The yuppie parks his car, whips out his Dell notebook computer, connects it to his Cingular RAZR V3 cell phone, and surfs to a NASA page on the Internet, where he calls up a GPS satellite navigation system to get an exact fix on his location which he then feeds to another NASA satellite that scans the area in an ultra-high-resolution photo. The young man then opens the digital photo in Adobe Photoshop and exports it to an image processing facility in Hamburg, Germany. Within seconds, he receives an email on his Palm Pilot that the image has been processed and the data stored. He then accesses a MS-SQL database through an ODBC connected Excel Spreadsheet with email on his Blackberry and, after a few minutes, receives a response. Finally, he prints out a full-color, 150-page report on his hi-tech, miniaturized HP LaserJet printer and finally turns to the farmer and says, ‘You have exactly 1,586 cows and calves.’

‘Wow That’s right. Well, I guess you can take one of my calves,’ says the Farmer. He watches the young man select one of the animals and looks on amused as the young man stuffs it into the boot of his car. Then the farmer says to the young man, ‘Ey Up!, if I can tell you exactly what your business is, will you give me back my calf?’

The young man thinks about it for a second and then says, ‘Okay, why not?’

‘You work for the British Government’, says the farmer.

‘Wow! That’s correct,’ says the yuppie, ‘but how did you guess that?’

‘No guessing required,’ answers the farmer. ‘You showed up here even though nobody called you; you want to get paid for an answer I already knew, to a question I never asked. You used all kinds of expensive equipment that clearly somebody else paid for, you tried to show me how much smarter than me you are; and you don’t know a thing about cows ……. this is a flock of sheep. Now give me back my dog.’

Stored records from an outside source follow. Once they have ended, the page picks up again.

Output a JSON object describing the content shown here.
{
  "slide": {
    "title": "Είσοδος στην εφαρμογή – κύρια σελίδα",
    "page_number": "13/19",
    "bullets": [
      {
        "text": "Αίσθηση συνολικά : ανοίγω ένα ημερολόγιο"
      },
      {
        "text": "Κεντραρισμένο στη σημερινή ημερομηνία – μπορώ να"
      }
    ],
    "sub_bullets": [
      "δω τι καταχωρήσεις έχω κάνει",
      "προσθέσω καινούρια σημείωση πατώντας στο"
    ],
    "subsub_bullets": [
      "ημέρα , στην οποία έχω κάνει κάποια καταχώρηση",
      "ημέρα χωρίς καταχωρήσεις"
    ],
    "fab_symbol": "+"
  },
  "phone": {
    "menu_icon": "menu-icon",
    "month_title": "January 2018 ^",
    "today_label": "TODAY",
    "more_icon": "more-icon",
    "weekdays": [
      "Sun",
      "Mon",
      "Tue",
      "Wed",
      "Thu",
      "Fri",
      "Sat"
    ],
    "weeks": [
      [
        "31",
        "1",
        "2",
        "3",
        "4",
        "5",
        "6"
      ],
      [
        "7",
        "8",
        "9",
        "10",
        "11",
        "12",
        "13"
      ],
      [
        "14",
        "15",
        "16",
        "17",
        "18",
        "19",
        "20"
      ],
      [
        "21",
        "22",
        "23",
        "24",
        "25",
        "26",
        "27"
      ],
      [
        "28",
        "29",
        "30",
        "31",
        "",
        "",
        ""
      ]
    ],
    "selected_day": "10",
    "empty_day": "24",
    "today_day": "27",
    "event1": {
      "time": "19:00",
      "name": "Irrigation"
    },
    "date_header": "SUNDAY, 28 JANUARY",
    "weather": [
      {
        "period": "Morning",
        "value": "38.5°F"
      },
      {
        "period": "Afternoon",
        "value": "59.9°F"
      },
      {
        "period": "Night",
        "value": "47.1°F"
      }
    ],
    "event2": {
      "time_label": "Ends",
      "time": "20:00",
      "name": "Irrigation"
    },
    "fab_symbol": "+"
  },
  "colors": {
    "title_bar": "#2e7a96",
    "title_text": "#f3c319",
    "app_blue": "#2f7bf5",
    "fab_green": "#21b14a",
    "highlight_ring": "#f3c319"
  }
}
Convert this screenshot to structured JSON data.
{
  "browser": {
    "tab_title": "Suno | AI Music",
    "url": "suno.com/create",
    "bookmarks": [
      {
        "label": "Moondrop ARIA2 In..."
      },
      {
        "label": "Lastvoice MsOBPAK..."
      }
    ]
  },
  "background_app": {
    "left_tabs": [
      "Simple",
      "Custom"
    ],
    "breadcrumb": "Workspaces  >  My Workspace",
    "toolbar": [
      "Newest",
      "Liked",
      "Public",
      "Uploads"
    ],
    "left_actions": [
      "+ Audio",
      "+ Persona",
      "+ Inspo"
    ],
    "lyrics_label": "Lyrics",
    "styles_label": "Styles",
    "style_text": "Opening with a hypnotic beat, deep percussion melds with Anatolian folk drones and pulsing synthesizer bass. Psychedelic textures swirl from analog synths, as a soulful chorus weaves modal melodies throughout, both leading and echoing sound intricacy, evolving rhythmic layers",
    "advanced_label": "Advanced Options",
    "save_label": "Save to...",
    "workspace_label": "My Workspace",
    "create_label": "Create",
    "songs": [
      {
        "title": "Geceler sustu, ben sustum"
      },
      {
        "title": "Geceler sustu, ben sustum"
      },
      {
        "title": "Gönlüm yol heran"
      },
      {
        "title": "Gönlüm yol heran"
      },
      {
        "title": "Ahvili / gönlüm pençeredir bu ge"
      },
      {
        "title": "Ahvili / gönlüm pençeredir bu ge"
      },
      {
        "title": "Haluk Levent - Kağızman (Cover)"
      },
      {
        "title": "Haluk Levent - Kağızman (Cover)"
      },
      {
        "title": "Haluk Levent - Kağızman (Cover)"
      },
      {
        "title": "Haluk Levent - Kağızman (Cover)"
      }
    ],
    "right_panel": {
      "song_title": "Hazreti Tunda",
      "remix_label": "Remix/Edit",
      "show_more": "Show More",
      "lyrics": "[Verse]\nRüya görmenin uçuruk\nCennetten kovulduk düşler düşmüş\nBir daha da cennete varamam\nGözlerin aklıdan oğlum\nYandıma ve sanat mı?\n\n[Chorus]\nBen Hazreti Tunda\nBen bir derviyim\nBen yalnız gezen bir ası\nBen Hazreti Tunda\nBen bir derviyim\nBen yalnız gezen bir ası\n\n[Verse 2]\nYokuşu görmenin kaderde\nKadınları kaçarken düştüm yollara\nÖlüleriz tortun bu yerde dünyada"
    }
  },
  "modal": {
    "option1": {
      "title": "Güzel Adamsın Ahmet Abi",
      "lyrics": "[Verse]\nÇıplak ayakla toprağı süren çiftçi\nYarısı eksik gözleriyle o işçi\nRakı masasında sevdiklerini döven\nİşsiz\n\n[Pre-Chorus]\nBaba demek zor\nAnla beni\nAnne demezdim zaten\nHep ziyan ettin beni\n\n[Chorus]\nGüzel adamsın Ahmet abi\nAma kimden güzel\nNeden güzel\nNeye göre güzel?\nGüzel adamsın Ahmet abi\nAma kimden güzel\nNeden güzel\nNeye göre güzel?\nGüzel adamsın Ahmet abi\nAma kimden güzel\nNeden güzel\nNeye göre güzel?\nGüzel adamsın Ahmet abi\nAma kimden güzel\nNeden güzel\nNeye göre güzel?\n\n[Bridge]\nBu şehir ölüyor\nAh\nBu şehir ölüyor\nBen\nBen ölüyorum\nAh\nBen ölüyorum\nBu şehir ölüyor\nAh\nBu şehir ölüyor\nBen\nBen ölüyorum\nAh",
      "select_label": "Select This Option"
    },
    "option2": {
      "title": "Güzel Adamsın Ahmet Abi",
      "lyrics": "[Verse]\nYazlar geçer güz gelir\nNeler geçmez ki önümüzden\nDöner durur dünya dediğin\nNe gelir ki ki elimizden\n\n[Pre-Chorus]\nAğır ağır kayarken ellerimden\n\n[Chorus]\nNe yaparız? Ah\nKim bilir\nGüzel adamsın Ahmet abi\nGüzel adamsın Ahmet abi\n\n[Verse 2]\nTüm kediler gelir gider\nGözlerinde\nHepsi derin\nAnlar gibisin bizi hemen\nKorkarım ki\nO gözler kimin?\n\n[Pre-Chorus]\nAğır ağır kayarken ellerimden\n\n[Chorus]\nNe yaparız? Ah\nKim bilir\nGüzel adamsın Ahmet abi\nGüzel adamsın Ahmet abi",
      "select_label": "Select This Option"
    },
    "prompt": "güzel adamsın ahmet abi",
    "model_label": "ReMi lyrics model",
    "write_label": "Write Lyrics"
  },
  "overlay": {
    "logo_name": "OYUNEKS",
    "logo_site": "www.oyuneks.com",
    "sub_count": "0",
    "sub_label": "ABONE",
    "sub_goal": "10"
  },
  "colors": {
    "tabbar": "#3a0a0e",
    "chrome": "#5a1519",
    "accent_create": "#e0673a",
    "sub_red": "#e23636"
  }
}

Playmobil Security Checkpoint

My thanks to Phil Edwards at Live For Films for pointing this out to me. It’s the Playmobil Security Checkpoint sold on Amazon. Read the comments below – they’re hilarious. Here’s a sample:

I was a little disappointed when I first bought this item, because the functionality is limited. My 5 year old son pointed out that the passenger’s shoes cannot be removed. Then, we placed a deadly fingernail file underneath the passenger’s scarf, and neither the detector doorway nor the security wand picked it up. My son said “that’s the worst security ever!”. But it turned out to be okay, because when the passenger got on the Playmobil B757 and tried to hijack it, she was mobbed by a couple of other heroic passengers, who only sustained minor injuries in the scuffle, which were treated at the Playmobil Hospital.
The best thing about this product is that it teaches kids about the realities of living in a high-surveillence society. My son said he wants the Playmobil Neighborhood Surveillence System set for Christmas. I’ve heard that the CC TV cameras on that thing are pretty worthless in terms of quality and motion detection, so I think I’ll get him the Playmobil Abu-Gharib Interogation Set instead (it comes with a cute little memo from George Bush).